When you use a carbon steel Damascus blade, remember to take care of it immediately after using it. Do not wash or dry the knife roughly because this will wear down the metal and damage the etching on its surface.
4). Store properly
When not in use, it’s essential to keep the Damascus steel knife out of a wet environment where its quality will be affected. After cleaning and waxing your knife, store it in an exterior box or zipper case for protection–it’ll last well without damage caused by humidity.
Practical uses are found when you’re outside with the Damascus blade; ensure that this is done within dry areas to prevent any rust from forming since moisture can lead to oxidation over time if left unchecked (leather sheaths should never house knives).
Taking care of your Damascus steel knife is essential. First, be sure to avoid dehumidifier bars, as they can cause the handle material on a natural-handle Damascus knife to crack or separate if you store it in low humidity conditions for an extended period. Instead, keep knives dry by storing them away from other metal objects and wiping down handles after each use with cleaning oil designed just for this purpose!
Where to buy it?
In recent years, there has been a rise in the use of Damascus steel knives. These blades are made from different metals and materials that have been folded together to create a blade with an edge that is hard enough to cut through bone. They are often used as an alternative for individuals who do not want to buy a new knife every time they need one because these knives can be sharpened over and over again.
However, many people don’t know how or where to purchase them, so we’re here today to give you some options!
To start, if you would like your Damascus Steel Knife delivered straight to your door, then Amazon offers two different brands: Worldwide Knives and Kanehiro Cutlery. Both offer quality products at a competitive price.
The company is certified by one of these organizations: American Bladesmith Society (ABS), American Knife & Tool Institute (AKTI), German Kitchen Knives Association (GKK), Japanese Industrial Standards Committee on Kitchen Utensils and Cutlery (JISC). These certifications guarantee that your blade will be forged using high-quality Damascus.
FAQs about Damascus steel
Is Damascus steel the strongest steel?
Damascus steel is not the most robust metal you can get, and it’s also harder to work with. However, once hardened, this type of Damascus makes for a great tool or weapon due to its strength and durability in most cases.
Does Damascus steel make a difference?
Perhaps the most crucial consideration when choosing a knife is how sharp it will stay. Some knives are made of stainless steel, containing chromium to prevent rusting and corrosion from forming on the blade over time. This allows them to maintain their edge for more extended periods than other types can manage because they tend not to chip or break as easily.
However, Damascus carbon steels under pressure that might damage them in another material such as typical high-carbon blades like 1095 cro-van steel would experience during use (Kerlogue).
Can Damascus steel rust?
While high carbon Damascus steel has the potential to rust, it is still effortless to care for. The primary enemy of these blades is moisture combined with time, so users should avoid leaving their blades wet too long.

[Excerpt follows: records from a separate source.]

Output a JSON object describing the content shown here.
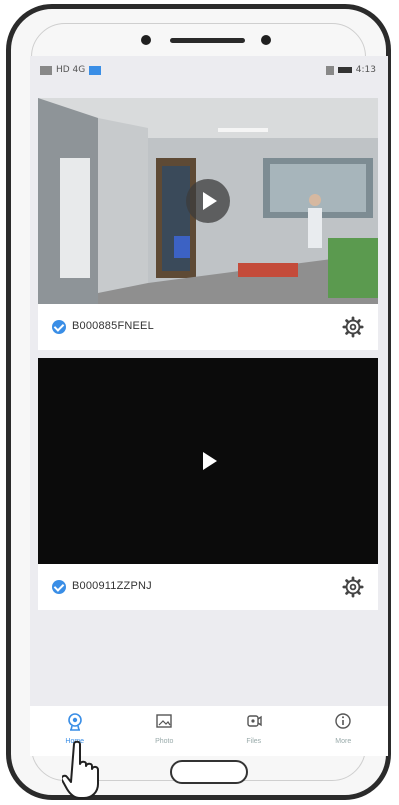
{
  "status_bar": {
    "time": "4:13",
    "left_text": "HD 4G"
  },
  "devices": [
    {
      "name": "B000885FNEEL",
      "selected": true
    },
    {
      "name": "B000911ZZPNJ",
      "selected": true
    }
  ],
  "tabs": [
    {
      "label": "Home",
      "icon": "camera-icon",
      "active": true
    },
    {
      "label": "Photo",
      "icon": "image-icon",
      "active": false
    },
    {
      "label": "Files",
      "icon": "video-file-icon",
      "active": false
    },
    {
      "label": "More",
      "icon": "info-icon",
      "active": false
    }
  ],
  "colors": {
    "accent": "#3a8ee6",
    "video_bg": "#0b0b0b",
    "screen_bg": "#ececf0"
  }
}
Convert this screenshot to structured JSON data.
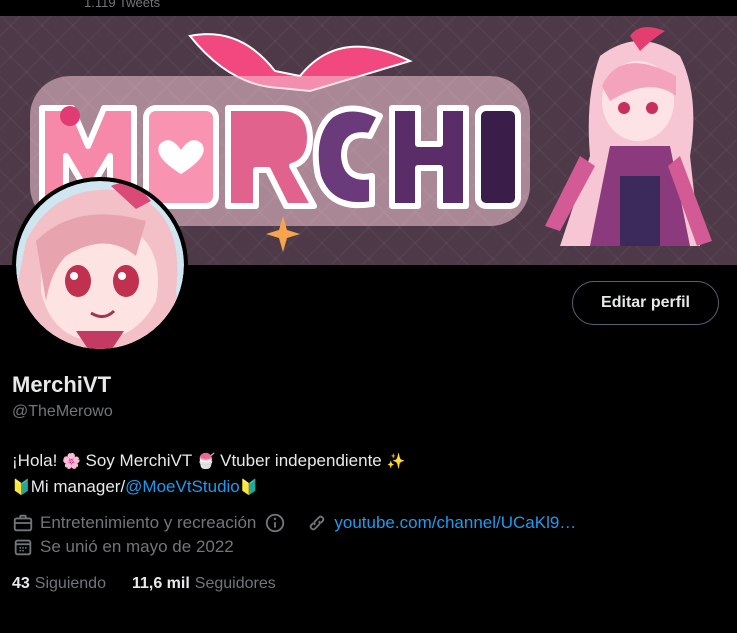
{
  "header": {
    "tweet_count": "1.119 Tweets"
  },
  "banner": {
    "title_text": "MERCHI"
  },
  "profile": {
    "edit_button_label": "Editar perfil",
    "display_name": "MerchiVT",
    "handle": "@TheMerowo",
    "bio": {
      "line1_part1": "¡Hola!",
      "line1_emoji1": "🌸",
      "line1_part2": "Soy MerchiVT",
      "line1_emoji2": "🍧",
      "line1_part3": "Vtuber independiente",
      "line1_emoji3": "✨",
      "line2_emoji1": "🔰",
      "line2_part1": "Mi manager/",
      "line2_mention": "@MoeVtStudio",
      "line2_emoji2": "🔰"
    },
    "category": "Entretenimiento y recreación",
    "website": "youtube.com/channel/UCaKl9…",
    "joined": "Se unió en mayo de 2022",
    "following_count": "43",
    "following_label": "Siguiendo",
    "followers_count": "11,6 mil",
    "followers_label": "Seguidores"
  },
  "colors": {
    "background": "#000000",
    "accent": "#1d9bf0",
    "muted": "#71767b",
    "text": "#e7e9ea",
    "banner_bg": "#4d3948",
    "banner_pink": "#f46b9e"
  }
}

Is Damascus Steel Good? I am sure that you already have your answer!
Damascus steel has been used for centuries to create weapons and armor. Although it is a very strong metal, Damascus steel blades were not able to stand the test of time because they are so hard that when tempered or exposed to too much heat from fire during the battle, their edges would crumble off into the dust.
And, it’s not going anywhere anytime soon. However, there are some things that you should know before buying a knife made of this type of steel. The first thing is the hardness test results on different types of steel – which Damascus Steel failed due to its low carbon content and high impurities in the metal.
Secondly, many people don’t realize how brittle Damascus Steel can be because it lacks tungsten or vanadium alloys used in other steels to make them more durable and heat resistant during the forging process. So what do we think? We recommend buck 119 knives over Damascus steel blades any day!